Anne Aldridge-Peacock still changing lives, 2o years later


Gathered around a table, a dozen or so teenage faces desperately turn toward her. Fixated upon this woman as if she were their saving grace, these homeless and pregnant teenagers roam the streets of Washington D.C. with few options, relying heavily upon volunteers like Anne Aldridge-Peacock to help them. Flash forward a couple of decades to the other side of the country and one can still find current social psychology teacher Aldridge-Peacock affecting the lives of teenagers in a different way.

After working with homeless youth in Washington D.C. and Chicago, Aldridge-Peacock said she understood the root cause of many of these teenagers’ problems.

“Some of the life choices the [homeless teenagers] had made by the time they were 16 or 17 had greatly impacted the trajectory of their lives,” Aldridge-Peacock said. “The way to deal with this, or one of the ways to deal with this is through education and particularly through education about healthy life choices.”

As a result of her work with the homeless teenagers, Aldridge-Peacock’s trajectory in life was greatly impacted. Aldridge-Peacock said that she became interested in becoming a teacher to prevent such situations from arising.

“I found this teaching position in Alexandria where they actually had a year long class that focused on human growth and development from birth through death, so it was pretty amazing,” Aldridge-Peacock said.

While Aldridge-Peacock majored in history in college, her interactions with homeless teenagers left her with the feeling that it would be more relevant and interesting to teach social psychology, Aldridge-Peacock said.

“One of the things it does is it informs the way that I look at issues of class and race and gender and sexuality and also thinking about the agency that we each have in our own lives,” Aldridge-Peacock said.

After working at a high school in Alexandria, Virginia for five or six years, Aldridge-Peacock continued her teaching career by moving west and getting a job at Berkeley High School.mrsap2

Both of the schools Aldridge-Peacock taught at prior to coming to Piedmont had a more diverse student body, both socioeconomically and racially.  This presented a number of key differences in situations students faced at these different schools, Aldridge-Peacock said.

“One of the challenges I often times think of for students here [at PHS] is to figure out how to express their individuality at a place that is really small,’” Aldridge-Peacock said.

Feminism club president senior Natalie Stollman, said that her initial interest in feminism was inspired by Aldridge-Peacock.

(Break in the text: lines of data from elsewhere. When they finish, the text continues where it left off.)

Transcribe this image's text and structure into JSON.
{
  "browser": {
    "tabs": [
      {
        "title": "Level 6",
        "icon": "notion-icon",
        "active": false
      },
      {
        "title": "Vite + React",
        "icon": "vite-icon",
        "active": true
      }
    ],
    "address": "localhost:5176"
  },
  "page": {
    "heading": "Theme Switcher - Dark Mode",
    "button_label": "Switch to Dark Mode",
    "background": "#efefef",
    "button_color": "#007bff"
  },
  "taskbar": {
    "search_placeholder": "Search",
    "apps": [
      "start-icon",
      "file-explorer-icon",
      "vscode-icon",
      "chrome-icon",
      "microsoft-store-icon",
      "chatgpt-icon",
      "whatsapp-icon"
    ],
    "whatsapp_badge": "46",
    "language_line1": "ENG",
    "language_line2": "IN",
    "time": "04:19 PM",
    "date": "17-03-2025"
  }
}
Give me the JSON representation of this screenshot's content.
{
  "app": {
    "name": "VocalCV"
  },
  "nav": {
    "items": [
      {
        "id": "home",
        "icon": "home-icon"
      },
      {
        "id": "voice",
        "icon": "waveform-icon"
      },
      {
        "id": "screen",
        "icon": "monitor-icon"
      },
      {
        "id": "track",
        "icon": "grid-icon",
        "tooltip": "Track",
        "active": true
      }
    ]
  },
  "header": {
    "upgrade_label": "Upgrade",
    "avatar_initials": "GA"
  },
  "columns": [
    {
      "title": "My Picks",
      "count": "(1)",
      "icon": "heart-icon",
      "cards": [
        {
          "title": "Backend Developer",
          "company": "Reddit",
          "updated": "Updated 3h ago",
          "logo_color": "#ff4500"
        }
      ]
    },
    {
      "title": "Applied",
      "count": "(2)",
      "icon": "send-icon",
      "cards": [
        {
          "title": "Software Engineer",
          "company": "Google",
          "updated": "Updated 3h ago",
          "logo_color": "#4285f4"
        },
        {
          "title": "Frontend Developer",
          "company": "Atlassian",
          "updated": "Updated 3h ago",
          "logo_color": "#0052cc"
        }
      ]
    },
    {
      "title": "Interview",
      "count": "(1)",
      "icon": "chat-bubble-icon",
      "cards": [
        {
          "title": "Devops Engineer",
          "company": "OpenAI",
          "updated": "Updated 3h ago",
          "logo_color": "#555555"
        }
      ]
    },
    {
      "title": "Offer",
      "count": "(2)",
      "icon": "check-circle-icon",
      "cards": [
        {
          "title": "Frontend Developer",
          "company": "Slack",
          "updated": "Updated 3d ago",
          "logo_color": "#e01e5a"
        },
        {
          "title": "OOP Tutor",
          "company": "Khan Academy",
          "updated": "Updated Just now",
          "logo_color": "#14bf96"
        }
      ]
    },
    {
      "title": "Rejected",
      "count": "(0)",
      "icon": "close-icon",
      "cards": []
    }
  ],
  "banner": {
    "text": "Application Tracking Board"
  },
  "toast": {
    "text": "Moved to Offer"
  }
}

Without Aldridge-Peacock, she would not be as involved in feminism club as she is today, Stollman said.

“I think [Aldridge-Peacock] also does a good job of just spreading awareness of women’s issues on campus,” Stollman said.

The size and diversity of the school also affects how Aldridge-Peacock teaches in her classes. In a larger school with more diversity, there are more voices in the classroom who can speak from their own experience to present a different perspective, whereas in Piedmont the teacher must present these perspectives, Aldridge-Peacock said.

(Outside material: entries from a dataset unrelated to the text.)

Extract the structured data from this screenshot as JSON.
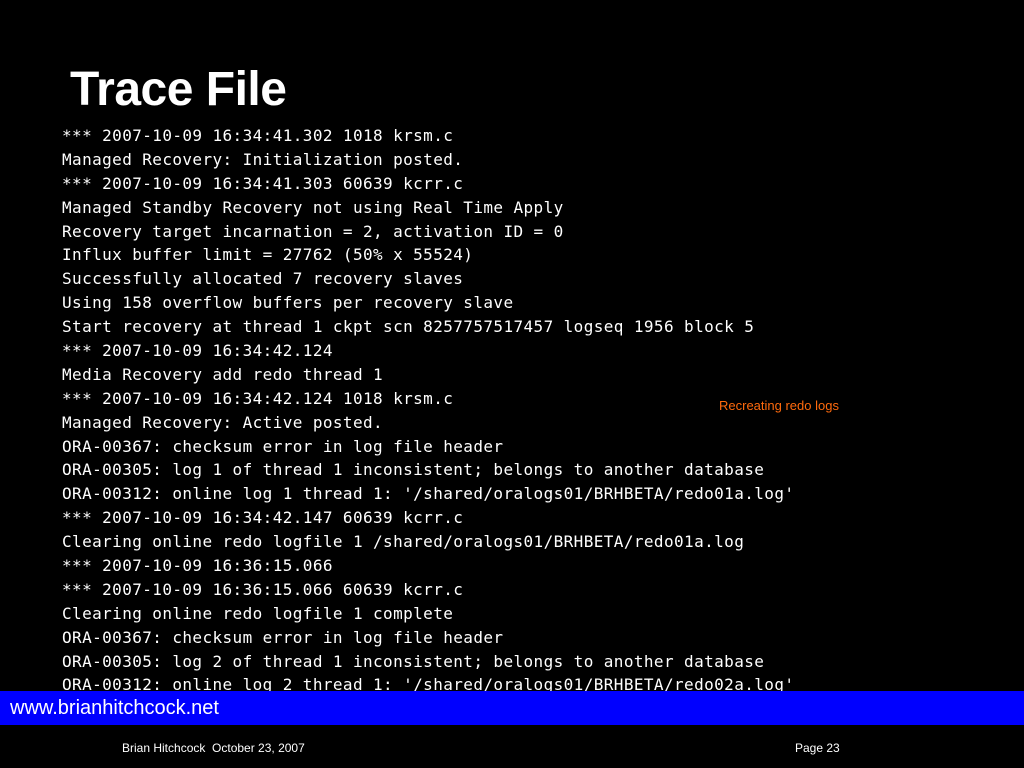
{
  "slide": {
    "title": "Trace File",
    "log_lines": [
      "*** 2007-10-09 16:34:41.302 1018 krsm.c",
      "Managed Recovery: Initialization posted.",
      "*** 2007-10-09 16:34:41.303 60639 kcrr.c",
      "Managed Standby Recovery not using Real Time Apply",
      "Recovery target incarnation = 2, activation ID = 0",
      "Influx buffer limit = 27762 (50% x 55524)",
      "Successfully allocated 7 recovery slaves",
      "Using 158 overflow buffers per recovery slave",
      "Start recovery at thread 1 ckpt scn 8257757517457 logseq 1956 block 5",
      "*** 2007-10-09 16:34:42.124",
      "Media Recovery add redo thread 1",
      "*** 2007-10-09 16:34:42.124 1018 krsm.c",
      "Managed Recovery: Active posted.",
      "ORA-00367: checksum error in log file header",
      "ORA-00305: log 1 of thread 1 inconsistent; belongs to another database",
      "ORA-00312: online log 1 thread 1: '/shared/oralogs01/BRHBETA/redo01a.log'",
      "*** 2007-10-09 16:34:42.147 60639 kcrr.c",
      "Clearing online redo logfile 1 /shared/oralogs01/BRHBETA/redo01a.log",
      "*** 2007-10-09 16:36:15.066",
      "*** 2007-10-09 16:36:15.066 60639 kcrr.c",
      "Clearing online redo logfile 1 complete",
      "ORA-00367: checksum error in log file header",
      "ORA-00305: log 2 of thread 1 inconsistent; belongs to another database",
      "ORA-00312: online log 2 thread 1: '/shared/oralogs01/BRHBETA/redo02a.log'"
    ],
    "annotation": "Recreating redo logs"
  },
  "footer": {
    "url": "www.brianhitchcock.net",
    "author_date": "Brian Hitchcock  October 23, 2007",
    "page": "Page 23"
  },
  "colors": {
    "background": "#000000",
    "text": "#ffffff",
    "annotation": "#ff6a0d",
    "url_bar": "#0000ff"
  }
}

“A challenge for me is to introduce different voices, and to some extent using voices from the online community can do that, where it is people expressing for themselves their reality,” Aldridge-Peacock said.

Stollman said she picked up on how much effort Aldridge-Peacock puts into broadening her student’s perspectives.

“I think [Aldridge-Peacock] does a great job of bringing voices into the classroom that are not always heard in Piedmont,” Stollman said.

In her mission to introduce different voices to students, Aldridge-Peacock was one of the first people to think to bring Al Vernacchio to talk to students in the Healthy Relationships Assembly.

At a workshop in the spring, a parent proposed the idea of having a more positive assembly regarding relationships delivered to students to complement the consent assembly, formerly known as the “date rape assembly,” Aldridge-Peacock said.

“That coincided with another parent talking about bringing Al Vernacchio to talk with the parent community, and she and I talked about whether it would be possible to set up an assembly for students,” Aldridge-Peacock said.

In terms of social psychology beyond the assembly, Aldridge-Peacock said she hopes that students can take the reins and hold thoughtful conversations with one another.   

“With teaching social psychology I really want to move it into a much more student driven, discussion based class,” Aldridge-Peacock said.

Stollman said she appreciated how social psychology’s curriculum was based upon topics that were generally ignored by other classes, and avoided by other students.

“I also liked how comfortable [Aldridge-Peacock] was sure to make everybody feel while still getting to the issues and talking about what was important,” Stollman said.

In the aftermath of Nov.’s election, Aldridge-Peacock said she sees a need for the social psychology skills.

“One of the things that we as a country really need are people who can disagree with each other and talk about why they disagree without resorting to thinking that the other person is stupid,” Aldridge-Peacock said.

Aldridge-Peacock is someone who is always looking to become an advocate for change whenever she hears of a problem, junior Maya Guzdar said.

“[Aldridge-Peacock] is just a really good force to have at Piedmont,” Guzdar said.